And on Saturday, myself and a WT student spent the morning with the walkers and supporters. We participated in the daily ceremonial tacking on of the Theses of True Greening, a la Martin Luther, on the front of the local PNC Bank in Lancaster. The student I went with was enlisted in taking caution tape and tying the doors of the bank. It was removed by a manager, and retied later. We posed in front of the bank with an orange dot to share with the international day of action on May 5,'s Connecting the Dots, highlighting the interconnectedness of climate change around the world. We listened to speakers and shared the good news of the walk. And then we piled into one of the support vans and promptly got lost looking for the walkers, trying to catch up with them, noticing they had missed a turn, ferrying them to their route, and finally walking for a couple of hours before the worldly world called us back. 

And so, I got to walk. Immediately, I wanted to stay all day, all week even. The pull of this liminal transformation was palpable to me. I was taken by the three walkers who have been traveling since the beginning together-- all three solitary, in their own way. All three at ease in their otherness. All three determined, careful, clear. I immediately remembered my experiences with the Zen Community of Oregon, where I spent a month in retreat and practice with the monks committed to traveling through their bodily experience to reach beyond it, waking up to the clarity of their moments-- to truly experience what is, without fear. 
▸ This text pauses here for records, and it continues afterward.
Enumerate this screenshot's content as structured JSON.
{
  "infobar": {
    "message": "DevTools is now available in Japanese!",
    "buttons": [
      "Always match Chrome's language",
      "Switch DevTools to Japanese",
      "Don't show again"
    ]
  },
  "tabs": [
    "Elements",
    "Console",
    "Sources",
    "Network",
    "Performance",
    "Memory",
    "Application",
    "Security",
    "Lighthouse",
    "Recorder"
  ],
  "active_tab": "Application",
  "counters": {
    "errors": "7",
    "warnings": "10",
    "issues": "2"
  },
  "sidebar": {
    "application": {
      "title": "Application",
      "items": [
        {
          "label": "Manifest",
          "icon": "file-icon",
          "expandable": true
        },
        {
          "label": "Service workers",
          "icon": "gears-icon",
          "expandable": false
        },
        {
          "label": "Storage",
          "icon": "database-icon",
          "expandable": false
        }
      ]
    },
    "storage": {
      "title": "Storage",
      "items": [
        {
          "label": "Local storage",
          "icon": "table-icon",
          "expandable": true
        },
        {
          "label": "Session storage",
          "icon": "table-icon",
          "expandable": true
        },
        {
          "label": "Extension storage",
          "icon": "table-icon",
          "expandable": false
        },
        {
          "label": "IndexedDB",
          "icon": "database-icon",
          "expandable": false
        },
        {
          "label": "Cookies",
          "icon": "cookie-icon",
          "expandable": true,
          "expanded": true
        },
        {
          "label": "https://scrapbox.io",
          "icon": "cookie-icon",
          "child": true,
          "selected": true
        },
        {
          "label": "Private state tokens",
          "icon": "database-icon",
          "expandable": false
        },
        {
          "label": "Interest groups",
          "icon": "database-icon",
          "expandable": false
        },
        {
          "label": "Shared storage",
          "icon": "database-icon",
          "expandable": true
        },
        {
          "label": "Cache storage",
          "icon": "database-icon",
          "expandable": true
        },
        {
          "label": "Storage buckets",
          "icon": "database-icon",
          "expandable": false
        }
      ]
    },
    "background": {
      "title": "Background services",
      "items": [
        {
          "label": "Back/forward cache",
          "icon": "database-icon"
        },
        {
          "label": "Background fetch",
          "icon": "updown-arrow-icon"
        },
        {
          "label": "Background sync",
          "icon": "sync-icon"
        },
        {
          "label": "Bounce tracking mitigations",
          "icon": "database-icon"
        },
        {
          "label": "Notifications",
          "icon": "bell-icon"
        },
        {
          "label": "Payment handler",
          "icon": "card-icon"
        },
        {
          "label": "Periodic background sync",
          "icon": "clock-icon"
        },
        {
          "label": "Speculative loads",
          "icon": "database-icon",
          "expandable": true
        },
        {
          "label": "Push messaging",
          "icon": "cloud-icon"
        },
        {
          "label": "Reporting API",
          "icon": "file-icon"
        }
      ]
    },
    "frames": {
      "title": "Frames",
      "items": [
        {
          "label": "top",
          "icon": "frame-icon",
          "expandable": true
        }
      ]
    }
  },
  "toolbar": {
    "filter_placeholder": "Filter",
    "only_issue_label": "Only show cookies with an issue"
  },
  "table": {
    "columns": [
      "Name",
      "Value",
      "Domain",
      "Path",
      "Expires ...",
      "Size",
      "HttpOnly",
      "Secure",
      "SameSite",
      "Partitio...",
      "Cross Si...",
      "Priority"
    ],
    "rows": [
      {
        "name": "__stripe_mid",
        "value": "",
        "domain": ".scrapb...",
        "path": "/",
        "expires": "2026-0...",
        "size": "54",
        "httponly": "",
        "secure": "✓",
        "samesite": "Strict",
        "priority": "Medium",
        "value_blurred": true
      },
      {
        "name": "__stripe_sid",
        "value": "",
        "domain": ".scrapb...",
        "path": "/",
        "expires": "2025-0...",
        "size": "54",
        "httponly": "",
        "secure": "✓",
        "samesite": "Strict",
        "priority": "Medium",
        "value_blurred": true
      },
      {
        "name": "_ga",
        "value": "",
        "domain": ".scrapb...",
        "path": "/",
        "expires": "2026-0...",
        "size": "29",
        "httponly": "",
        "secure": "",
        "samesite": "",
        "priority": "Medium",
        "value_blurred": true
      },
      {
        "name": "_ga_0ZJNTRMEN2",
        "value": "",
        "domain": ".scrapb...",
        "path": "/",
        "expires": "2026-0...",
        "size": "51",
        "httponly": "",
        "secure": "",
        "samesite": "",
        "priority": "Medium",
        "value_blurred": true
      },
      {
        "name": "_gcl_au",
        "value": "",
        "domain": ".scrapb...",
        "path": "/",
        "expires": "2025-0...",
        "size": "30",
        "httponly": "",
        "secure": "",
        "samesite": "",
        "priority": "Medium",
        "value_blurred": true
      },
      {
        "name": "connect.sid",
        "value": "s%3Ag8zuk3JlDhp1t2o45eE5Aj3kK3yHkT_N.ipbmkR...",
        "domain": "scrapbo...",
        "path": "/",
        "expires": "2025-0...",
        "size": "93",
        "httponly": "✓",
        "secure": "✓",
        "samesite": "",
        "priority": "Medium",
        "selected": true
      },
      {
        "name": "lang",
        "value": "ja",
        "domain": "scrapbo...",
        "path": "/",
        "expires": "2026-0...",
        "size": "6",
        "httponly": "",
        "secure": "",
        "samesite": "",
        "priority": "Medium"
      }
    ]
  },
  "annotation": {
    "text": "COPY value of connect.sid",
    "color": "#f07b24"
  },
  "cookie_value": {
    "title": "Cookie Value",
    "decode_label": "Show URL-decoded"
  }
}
And after a few minutes of this memory, something else started to happen. I started to remember other walks, other times when I was uncommonly in my body. I remembered hiking in the Shenandoah with my beloved, before the babies and the farms, composing my marching song:
I am marching marching marching in the bright light of the truth
I am marching marching marching int he bright light of the truth
I have Jesus on my right side, and Buddha on my left
Allah in my shirt pocket
and in my backpack is Goddess.
We sang this, loudly, hoping the bears would be swayed by at least one of the religious references, hoping the heat wouldn't conquer us. 

I remembered before that, in NYC, 1995, taking over the city streets with our bodies as part of the Dyke March that Pride Week. Many bore their breasts in protest to new laws prohibiting breasts being visible. My small and mighty friend, Jen Marguiles, took her boots and tromped on the orange mesh fence, holding her hand up in a firm STOP to the cops trying to stare her down. We all fell as one to the ground to become immoveable, and thousands of us took the streets that day. 

This walk, though brief, opened up the possibility that maybe, even if I judge myself as not being worthy, not doing enough, not having an authentic voice or one worth listening to, maybe instead of that crap, I can see that I have been walking for a long long time. Maybe this walk on Saturday, this epic trek of EQAT, is part of this long walk we are all on. As a strategic expression of a sustained campaign, it is brilliant and full of life and Spirit. And as the walk that is part of all our walks, marches, sit-ins, resistance in the ordinary and extraordinary to tyranny and soul death, this walk is a call to all of us to take up our good comfy shoes, strap them on, and get moving in the direction of justice-love.

I have been told that sacred music is always being chanted or sung around the world at every moment of the day. Monks, nuns, priests,and others take up the holy in their voices across the world. This has comforted and awed me. Perhaps it is time to believe that also there is a walk for justice, a work of strategic resistance, happening at all times around the world. Perhaps it is time to walk the talk, and walk the walk.


  1. Thanks Victoria. The walk was only possible because of circle after circle of support from people like you. We are so grateful!

  2. Thank you Victoria for your love, organizing power, and your beautiful and feisty spirit! Wish we could have walked together with our babes...maybe next time! ;-)

  3. Thanks for a great post! Yes, "that crap" can get in the way of us feeling our power. I don't know if I told you that some of the people you initially reached out to helped us greatly!